Bank of Namibia has appealed to commercial banks to continue being open and accommodative to local small businesses, and investigate innovative ways and means to be more supportive to assist and support economic recovery efforts.
These remarks were part of Johannes !Gawaxab, Bank of Namibia (BoN) governor’s speech, delivered on his behalf by deputy governor Leonie Dunn at the Bankers Association Namibia handover of leadership event last week.
“The sector’s collective efforts immensely assisted some of our SMEs in their hour of need through the relief measures instituted during the peak of the Covid-19 pandemic,” said !Gawaxab.
He added the central bank is currently reviewing the Covid-19 SME loan scheme criteria: “We hope that the review of modalities, previously considered too stringent, can help distressed but viable businesses stay afloat and thus save jobs”.
According to him, fees and charges remain one of the major concerns for most customers, and the sector cannot ignore the outcry.
!Gawaxab stated the central bank recently approved regulatory fees and charges strategy to systematically consider issues from various vantage points and incorporate the public’s views.
The three-year strategy’s outcome is to deal with the persistent outcry of high fees and charges, especially those levied by commercial banks.
In addition, the strategy aims to ensure quality financial services are accessible through affordable means to every Namibian.
Incoming president of BAN and Bank Windhoek MD Baronice Hans said one of the ongoing challenges that need to be addressed during the next 12 months of Bank Windhoek’s tenure at the helm of the association is to clarify the role of the sector to the public and relevant stakeholders.
“Information empowers people and allows them to make better choices, and I believe that we need to make a concerted effort to ensure that our society has a better understanding of banking, and especially financial discipline and the productive use of debt,” noted Hans.
Bank Windhoek took over from Nedbank Namibia for the chairmanship of the association for 12 months.
Nedbank Namibia MD Martha Murorua stated credit risks to the banking sector might increase in 2022 on the back of potential interest rate hikes, inflationary pressures and a slower-than-expected economic recovery.

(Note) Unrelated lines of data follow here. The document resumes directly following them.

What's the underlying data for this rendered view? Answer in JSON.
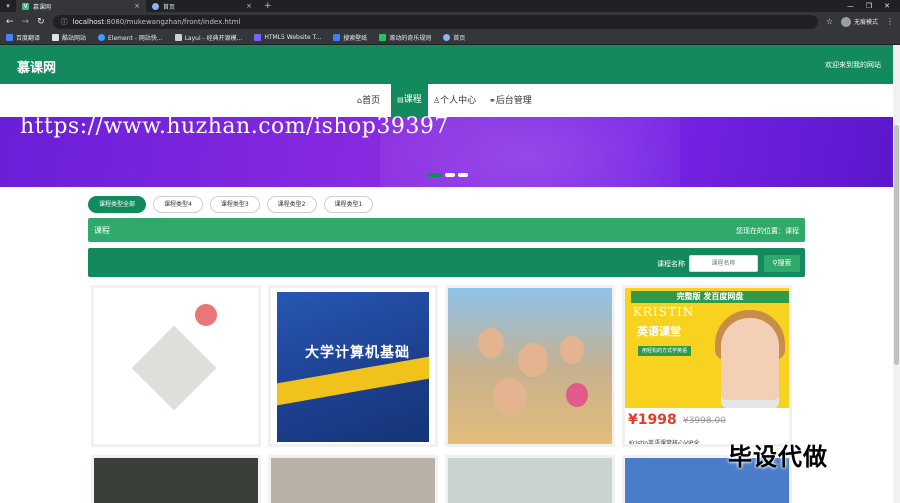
{
  "browser": {
    "tabs": [
      {
        "title": "慕课网",
        "active": true
      },
      {
        "title": "首页",
        "active": false
      }
    ],
    "new_tab": "+",
    "url_scheme": "localhost",
    "url_rest": ":8080/mukewangzhan/front/index.html",
    "profile_label": "无痕模式",
    "bookmarks": [
      "百度翻译",
      "酷站网站",
      "Element - 网站快...",
      "Layui - 经典开源模...",
      "HTML5 Website T...",
      "搜索壁纸",
      "滚动的奇乐规则",
      "首页"
    ]
  },
  "site": {
    "title": "慕课网",
    "welcome": "欢迎来到我的网站",
    "nav": [
      {
        "label": "首页",
        "icon": "home-icon"
      },
      {
        "label": "课程",
        "icon": "course-icon",
        "active": true
      },
      {
        "label": "个人中心",
        "icon": "user-icon"
      },
      {
        "label": "后台管理",
        "icon": "link-icon"
      }
    ]
  },
  "watermark": "https://www.huzhan.com/ishop39397",
  "filters": [
    "课程类型全部",
    "课程类型4",
    "课程类型3",
    "课程类型2",
    "课程类型1"
  ],
  "location": {
    "title": "课程",
    "path": "您现在的位置：课程"
  },
  "search": {
    "label": "课程名称",
    "placeholder": "课程名称",
    "button": "搜索"
  },
  "cards": {
    "book_title": "大学计算机基础",
    "kristin_top": "完整版 发百度网盘",
    "kristin_name": "KRISTIN",
    "kristin_course": "英语课堂",
    "kristin_tag": "用轻松的方式学英语",
    "kristin_price": "¥1998",
    "kristin_old_price": "¥3998.00",
    "kristin_desc": "Kristin英语课堂核心VIP全..."
  },
  "overlay_ad": "毕设代做",
  "colors": {
    "primary": "#138a5e",
    "secondary": "#2faa6a",
    "banner": "#7a24e6"
  }
}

These difficulties affect the banking industry and the rest of the economy.
“The upside of the pandemic is the immense strides made by the BAN members to fast-track digital banking innovations, which elevated banking convenience for our clients to literally bank from anywhere at any time,” she said.